The Algerian army, the kingmaker in the Algerian political order, has finally stated the obvious by declaring “Bouteflika unfit to lead,” four weeks after millions of Algerians started pouring to the street putting pressure for the infirm President to step down.
The call of Algeria’s army chief, Lt Gen Ahmed Gaed Salah, for the removal of Abdelaziz Bouteflika shows that the army rules supreme in Algeria where the disenchanted youth has also urged in peaceful protests across the country for a reform of a regime perceived as corrupt and made of army generals, ruling party FLN leaders and business tycoons.
But cracks kept widening within the pro-Bouteflika camp, with the FLN and its ally the RND withdrawing support from him and joining protesters, along with influential media outlets such as Ennahar and El Bilad, which by the past backed Bouteflika and his brother.
“It is necessary, even imperative, to adopt a solution to get out of this crisis that responds to the legitimate demands of the Algerian people, and which respects and adheres to the constitution and safeguards the sovereignty of the state,” Lt Gen Ahmed Gaid Salah said in a televised address.
He called for the activation of article 102 of the constitution that declares the presidency vacant if the incumbent is too ill to exercise his functions, then ask parliament to declare him unfit. The leader of the upper house would then take over in a caretaker capacity for 45 days.

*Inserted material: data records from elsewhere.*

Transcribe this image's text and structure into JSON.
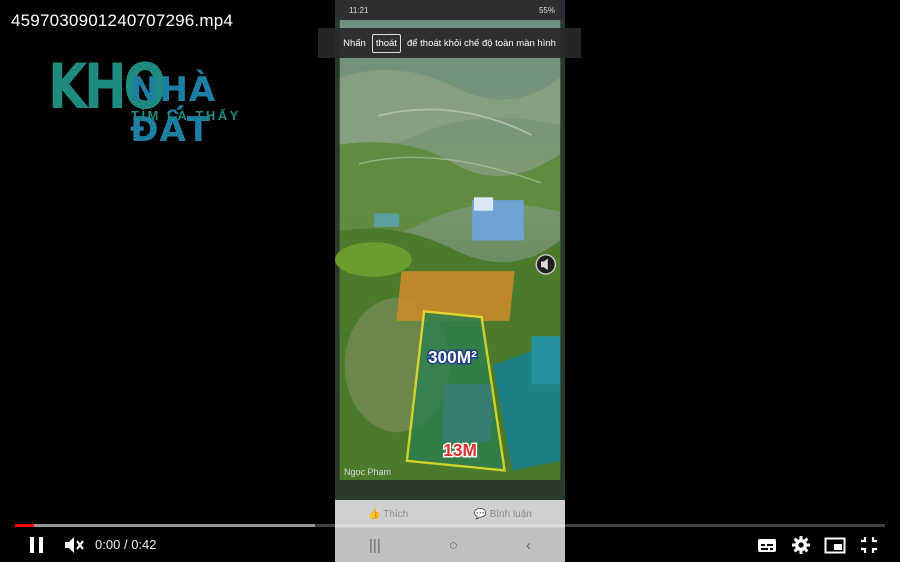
{
  "window": {
    "title": "4597030901240707296.mp4"
  },
  "watermark": {
    "brand_main": "KHO",
    "brand_sub": "NHÀ ĐẤT",
    "tagline": "TÌM LÀ THẤY"
  },
  "phone": {
    "status_time": "11:21",
    "status_battery": "55%",
    "plot_area_label": "300M²",
    "plot_width_label": "13M",
    "author": "Ngọc Phạm",
    "like_label": "Thích",
    "comment_label": "Bình luận"
  },
  "toast": {
    "prefix": "Nhấn",
    "key": "thoát",
    "suffix": "để thoát khỏi chế độ toàn màn hình"
  },
  "player": {
    "current_time": "0:00",
    "separator": "/",
    "duration": "0:42",
    "played_fraction": 0.022,
    "buffered_fraction": 0.345,
    "accent_color": "#ff0000"
  },
  "icons": [
    "pause-icon",
    "mute-icon",
    "subtitles-icon",
    "settings-icon",
    "miniplayer-icon",
    "exit-fullscreen-icon",
    "like-icon",
    "comment-icon",
    "speaker-icon"
  ]
}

Bouteflika has bowed to the demands of protesters announcing that he will not run for a fifth term but fell short of stepping down by effectively extending his current term until a new constitution is adopted after a National Conference. The move further infuriated protesters who have been taking to the streets putting pressure for a regime change.
Bouteflika, 82, has been in power for twenty years but he disappeared from public life since running a stroke in 2013, which confined him to a wheelchair. He frequently flies to Switzerland or France for medical checks.

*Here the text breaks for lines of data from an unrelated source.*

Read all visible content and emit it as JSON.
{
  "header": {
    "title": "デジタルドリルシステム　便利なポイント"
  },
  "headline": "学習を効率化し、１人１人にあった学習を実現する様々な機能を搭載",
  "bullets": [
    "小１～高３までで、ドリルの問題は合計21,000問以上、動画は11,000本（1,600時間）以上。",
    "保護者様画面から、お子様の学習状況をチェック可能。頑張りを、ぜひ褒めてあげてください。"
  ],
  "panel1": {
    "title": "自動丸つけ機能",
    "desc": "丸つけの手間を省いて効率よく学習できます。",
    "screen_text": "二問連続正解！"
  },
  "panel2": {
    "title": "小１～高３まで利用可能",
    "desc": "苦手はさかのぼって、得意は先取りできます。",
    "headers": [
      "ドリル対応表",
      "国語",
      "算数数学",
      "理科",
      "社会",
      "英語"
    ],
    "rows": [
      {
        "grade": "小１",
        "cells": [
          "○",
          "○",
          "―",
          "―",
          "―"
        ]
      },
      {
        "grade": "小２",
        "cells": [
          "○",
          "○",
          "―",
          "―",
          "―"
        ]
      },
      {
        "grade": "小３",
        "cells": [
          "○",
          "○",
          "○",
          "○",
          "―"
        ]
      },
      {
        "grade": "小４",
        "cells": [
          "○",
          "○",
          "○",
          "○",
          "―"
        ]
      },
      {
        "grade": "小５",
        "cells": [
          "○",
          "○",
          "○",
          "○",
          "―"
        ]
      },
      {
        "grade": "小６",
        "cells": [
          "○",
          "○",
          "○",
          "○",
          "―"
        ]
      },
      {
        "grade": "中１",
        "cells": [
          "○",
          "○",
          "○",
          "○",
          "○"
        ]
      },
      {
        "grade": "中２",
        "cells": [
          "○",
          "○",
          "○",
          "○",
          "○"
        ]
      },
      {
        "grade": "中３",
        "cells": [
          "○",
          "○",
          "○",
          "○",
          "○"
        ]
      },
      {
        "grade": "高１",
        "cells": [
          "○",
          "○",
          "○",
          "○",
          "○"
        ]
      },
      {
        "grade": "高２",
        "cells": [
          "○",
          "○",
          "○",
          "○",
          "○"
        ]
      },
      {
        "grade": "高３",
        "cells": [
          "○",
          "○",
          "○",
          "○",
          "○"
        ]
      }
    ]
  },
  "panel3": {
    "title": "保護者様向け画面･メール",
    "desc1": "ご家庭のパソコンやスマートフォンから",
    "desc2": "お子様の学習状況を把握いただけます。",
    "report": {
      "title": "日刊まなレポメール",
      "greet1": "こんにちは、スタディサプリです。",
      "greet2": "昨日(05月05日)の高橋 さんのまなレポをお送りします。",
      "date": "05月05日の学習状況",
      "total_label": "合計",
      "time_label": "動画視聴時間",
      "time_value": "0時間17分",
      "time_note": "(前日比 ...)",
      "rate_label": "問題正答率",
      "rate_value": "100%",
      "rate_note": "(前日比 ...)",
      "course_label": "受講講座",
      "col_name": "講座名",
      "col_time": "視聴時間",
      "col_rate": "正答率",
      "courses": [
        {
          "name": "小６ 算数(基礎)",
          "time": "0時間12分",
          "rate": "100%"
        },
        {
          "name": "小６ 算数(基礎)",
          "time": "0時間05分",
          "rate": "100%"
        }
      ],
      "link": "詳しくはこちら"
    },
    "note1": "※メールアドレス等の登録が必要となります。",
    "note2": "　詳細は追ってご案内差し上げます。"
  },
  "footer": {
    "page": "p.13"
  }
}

During his rule, Algeria failed to lift itself from utter dependence on oil and gas revenues accounting for 95% of exports.